[Items from an interface collection]
+--

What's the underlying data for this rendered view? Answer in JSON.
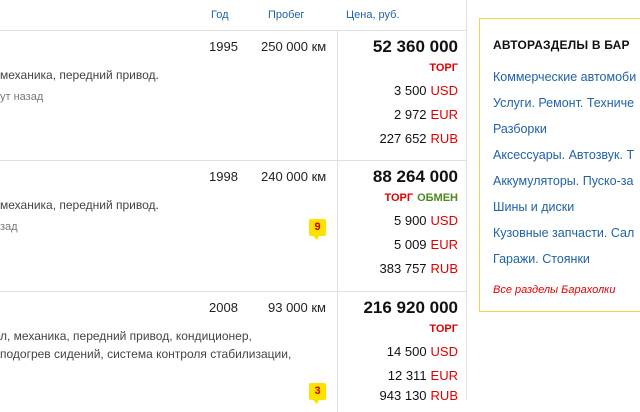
{
  "header": {
    "year": "Год",
    "mileage": "Пробег",
    "price": "Цена, руб."
  },
  "listings": [
    {
      "year": "1995",
      "mileage": "250 000 км",
      "desc_lines": [
        "механика, передний привод."
      ],
      "ago": "ут назад",
      "price": "52 360 000",
      "torg": "ТОРГ",
      "obmen": "",
      "usd": "3 500",
      "usd_cur": "USD",
      "eur": "2 972",
      "eur_cur": "EUR",
      "rub": "227 652",
      "rub_cur": "RUB",
      "badge": ""
    },
    {
      "year": "1998",
      "mileage": "240 000 км",
      "desc_lines": [
        "механика, передний привод."
      ],
      "ago": "зад",
      "price": "88 264 000",
      "torg": "ТОРГ",
      "obmen": "ОБМЕН",
      "usd": "5 900",
      "usd_cur": "USD",
      "eur": "5 009",
      "eur_cur": "EUR",
      "rub": "383 757",
      "rub_cur": "RUB",
      "badge": "9"
    },
    {
      "year": "2008",
      "mileage": "93 000 км",
      "desc_lines": [
        "л, механика, передний привод, кондиционер,",
        "подогрев сидений, система контроля стабилизации,"
      ],
      "ago": "",
      "price": "216 920 000",
      "torg": "ТОРГ",
      "obmen": "",
      "usd": "14 500",
      "usd_cur": "USD",
      "eur": "12 311",
      "eur_cur": "EUR",
      "rub": "943 130",
      "rub_cur": "RUB",
      "badge": "3"
    }
  ],
  "sidebar": {
    "title": "АВТОРАЗДЕЛЫ В БАР",
    "links": [
      "Коммерческие автомоби",
      "Услуги. Ремонт. Техниче",
      "Разборки",
      "Аксессуары. Автозвук. Т",
      "Аккумуляторы. Пуско-за",
      "Шины и диски",
      "Кузовные запчасти. Сал",
      "Гаражи. Стоянки"
    ],
    "all_link": "Все разделы Барахолки"
  },
  "colors": {
    "link": "#2163a5",
    "accent_red": "#e00000",
    "accent_green": "#4a8a1c",
    "badge_bg": "#ffe100",
    "sidebar_border": "#f3d34a"
  }
}
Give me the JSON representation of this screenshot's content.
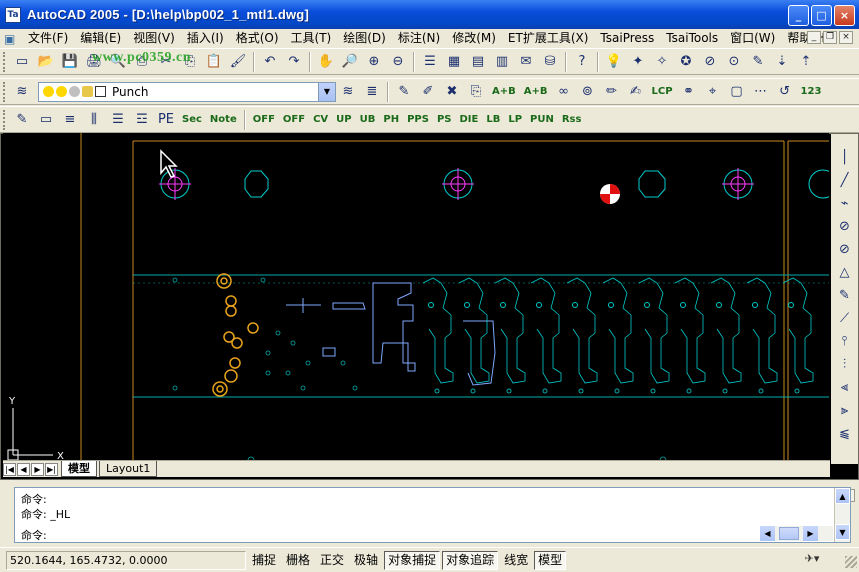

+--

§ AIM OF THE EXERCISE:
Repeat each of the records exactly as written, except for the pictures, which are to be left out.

§ SOLUTION TO THE PROBLEM:
What's the underlying data for this rendered view? Answer in JSON.
{
  "header": {
    "year": "Год",
    "mileage": "Пробег",
    "price": "Цена, руб."
  },
  "listings": [
    {
      "year": "1995",
      "mileage": "250 000 км",
      "desc_lines": [
        "механика, передний привод."
      ],
      "ago": "ут назад",
      "price": "52 360 000",
      "torg": "ТОРГ",
      "obmen": "",
      "usd": "3 500",
      "usd_cur": "USD",
      "eur": "2 972",
      "eur_cur": "EUR",
      "rub": "227 652",
      "rub_cur": "RUB",
      "badge": ""
    },
    {
      "year": "1998",
      "mileage": "240 000 км",
      "desc_lines": [
        "механика, передний привод."
      ],
      "ago": "зад",
      "price": "88 264 000",
      "torg": "ТОРГ",
      "obmen": "ОБМЕН",
      "usd": "5 900",
      "usd_cur": "USD",
      "eur": "5 009",
      "eur_cur": "EUR",
      "rub": "383 757",
      "rub_cur": "RUB",
      "badge": "9"
    },
    {
      "year": "2008",
      "mileage": "93 000 км",
      "desc_lines": [
        "л, механика, передний привод, кондиционер,",
        "подогрев сидений, система контроля стабилизации,"
      ],
      "ago": "",
      "price": "216 920 000",
      "torg": "ТОРГ",
      "obmen": "",
      "usd": "14 500",
      "usd_cur": "USD",
      "eur": "12 311",
      "eur_cur": "EUR",
      "rub": "943 130",
      "rub_cur": "RUB",
      "badge": "3"
    }
  ],
  "sidebar": {
    "title": "АВТОРАЗДЕЛЫ В БАР",
    "links": [
      "Коммерческие автомоби",
      "Услуги. Ремонт. Техниче",
      "Разборки",
      "Аксессуары. Автозвук. Т",
      "Аккумуляторы. Пуско-за",
      "Шины и диски",
      "Кузовные запчасти. Сал",
      "Гаражи. Стоянки"
    ],
    "all_link": "Все разделы Барахолки"
  },
  "colors": {
    "link": "#2163a5",
    "accent_red": "#e00000",
    "accent_green": "#4a8a1c",
    "badge_bg": "#ffe100",
    "sidebar_border": "#f3d34a"
  }
}
Give me the JSON representation of this screenshot's content.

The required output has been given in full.